++++ Materials provided

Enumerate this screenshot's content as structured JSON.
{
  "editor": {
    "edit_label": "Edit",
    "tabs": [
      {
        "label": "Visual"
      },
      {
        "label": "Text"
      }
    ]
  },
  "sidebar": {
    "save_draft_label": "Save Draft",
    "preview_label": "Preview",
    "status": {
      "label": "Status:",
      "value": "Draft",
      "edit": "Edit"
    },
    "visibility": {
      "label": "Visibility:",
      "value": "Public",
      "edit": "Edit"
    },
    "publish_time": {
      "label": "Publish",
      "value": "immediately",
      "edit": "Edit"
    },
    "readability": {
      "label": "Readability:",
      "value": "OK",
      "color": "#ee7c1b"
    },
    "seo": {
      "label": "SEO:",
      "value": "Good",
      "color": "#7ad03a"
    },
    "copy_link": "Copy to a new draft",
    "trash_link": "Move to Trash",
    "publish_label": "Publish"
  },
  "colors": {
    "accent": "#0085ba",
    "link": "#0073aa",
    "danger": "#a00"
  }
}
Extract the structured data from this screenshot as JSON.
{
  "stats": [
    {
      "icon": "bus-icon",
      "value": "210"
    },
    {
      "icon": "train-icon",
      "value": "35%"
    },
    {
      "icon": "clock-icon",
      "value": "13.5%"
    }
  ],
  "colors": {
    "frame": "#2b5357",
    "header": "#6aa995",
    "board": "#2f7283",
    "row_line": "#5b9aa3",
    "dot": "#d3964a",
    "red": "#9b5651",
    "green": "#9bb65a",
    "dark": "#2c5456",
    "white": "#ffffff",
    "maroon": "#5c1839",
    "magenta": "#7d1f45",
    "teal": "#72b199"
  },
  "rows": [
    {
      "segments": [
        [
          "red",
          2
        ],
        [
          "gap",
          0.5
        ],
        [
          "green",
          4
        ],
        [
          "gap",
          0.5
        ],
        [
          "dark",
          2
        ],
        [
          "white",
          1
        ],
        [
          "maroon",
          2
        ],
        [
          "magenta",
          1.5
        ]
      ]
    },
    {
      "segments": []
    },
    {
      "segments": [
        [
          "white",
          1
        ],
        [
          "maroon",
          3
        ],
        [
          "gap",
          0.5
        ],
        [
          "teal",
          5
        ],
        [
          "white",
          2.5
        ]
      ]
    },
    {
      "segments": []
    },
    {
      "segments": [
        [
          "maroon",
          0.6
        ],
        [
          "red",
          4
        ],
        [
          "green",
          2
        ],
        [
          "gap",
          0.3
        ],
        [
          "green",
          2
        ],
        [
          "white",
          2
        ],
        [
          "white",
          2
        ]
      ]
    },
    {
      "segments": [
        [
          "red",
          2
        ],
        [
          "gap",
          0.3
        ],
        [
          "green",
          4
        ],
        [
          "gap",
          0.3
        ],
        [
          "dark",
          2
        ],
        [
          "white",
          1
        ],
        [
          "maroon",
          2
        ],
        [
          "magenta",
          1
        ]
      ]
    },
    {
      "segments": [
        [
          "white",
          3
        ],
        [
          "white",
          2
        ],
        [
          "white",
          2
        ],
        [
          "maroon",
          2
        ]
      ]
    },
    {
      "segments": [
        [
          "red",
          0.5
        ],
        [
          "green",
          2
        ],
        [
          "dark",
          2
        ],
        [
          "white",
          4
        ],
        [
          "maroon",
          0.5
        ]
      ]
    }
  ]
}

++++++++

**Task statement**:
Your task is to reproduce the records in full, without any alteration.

**Completed exercise**:
Enumerate this screenshot's content as structured JSON.
{
  "editor": {
    "edit_label": "Edit",
    "tabs": [
      {
        "label": "Visual"
      },
      {
        "label": "Text"
      }
    ]
  },
  "sidebar": {
    "save_draft_label": "Save Draft",
    "preview_label": "Preview",
    "status": {
      "label": "Status:",
      "value": "Draft",
      "edit": "Edit"
    },
    "visibility": {
      "label": "Visibility:",
      "value": "Public",
      "edit": "Edit"
    },
    "publish_time": {
      "label": "Publish",
      "value": "immediately",
      "edit": "Edit"
    },
    "readability": {
      "label": "Readability:",
      "value": "OK",
      "color": "#ee7c1b"
    },
    "seo": {
      "label": "SEO:",
      "value": "Good",
      "color": "#7ad03a"
    },
    "copy_link": "Copy to a new draft",
    "trash_link": "Move to Trash",
    "publish_label": "Publish"
  },
  "colors": {
    "accent": "#0085ba",
    "link": "#0073aa",
    "danger": "#a00"
  }
}
Extract the structured data from this screenshot as JSON.
{
  "stats": [
    {
      "icon": "bus-icon",
      "value": "210"
    },
    {
      "icon": "train-icon",
      "value": "35%"
    },
    {
      "icon": "clock-icon",
      "value": "13.5%"
    }
  ],
  "colors": {
    "frame": "#2b5357",
    "header": "#6aa995",
    "board": "#2f7283",
    "row_line": "#5b9aa3",
    "dot": "#d3964a",
    "red": "#9b5651",
    "green": "#9bb65a",
    "dark": "#2c5456",
    "white": "#ffffff",
    "maroon": "#5c1839",
    "magenta": "#7d1f45",
    "teal": "#72b199"
  },
  "rows": [
    {
      "segments": [
        [
          "red",
          2
        ],
        [
          "gap",
          0.5
        ],
        [
          "green",
          4
        ],
        [
          "gap",
          0.5
        ],
        [
          "dark",
          2
        ],
        [
          "white",
          1
        ],
        [
          "maroon",
          2
        ],
        [
          "magenta",
          1.5
        ]
      ]
    },
    {
      "segments": []
    },
    {
      "segments": [
        [
          "white",
          1
        ],
        [
          "maroon",
          3
        ],
        [
          "gap",
          0.5
        ],
        [
          "teal",
          5
        ],
        [
          "white",
          2.5
        ]
      ]
    },
    {
      "segments": []
    },
    {
      "segments": [
        [
          "maroon",
          0.6
        ],
        [
          "red",
          4
        ],
        [
          "green",
          2
        ],
        [
          "gap",
          0.3
        ],
        [
          "green",
          2
        ],
        [
          "white",
          2
        ],
        [
          "white",
          2
        ]
      ]
    },
    {
      "segments": [
        [
          "red",
          2
        ],
        [
          "gap",
          0.3
        ],
        [
          "green",
          4
        ],
        [
          "gap",
          0.3
        ],
        [
          "dark",
          2
        ],
        [
          "white",
          1
        ],
        [
          "maroon",
          2
        ],
        [
          "magenta",
          1
        ]
      ]
    },
    {
      "segments": [
        [
          "white",
          3
        ],
        [
          "white",
          2
        ],
        [
          "white",
          2
        ],
        [
          "maroon",
          2
        ]
      ]
    },
    {
      "segments": [
        [
          "red",
          0.5
        ],
        [
          "green",
          2
        ],
        [
          "dark",
          2
        ],
        [
          "white",
          4
        ],
        [
          "maroon",
          0.5
        ]
      ]
    }
  ]
}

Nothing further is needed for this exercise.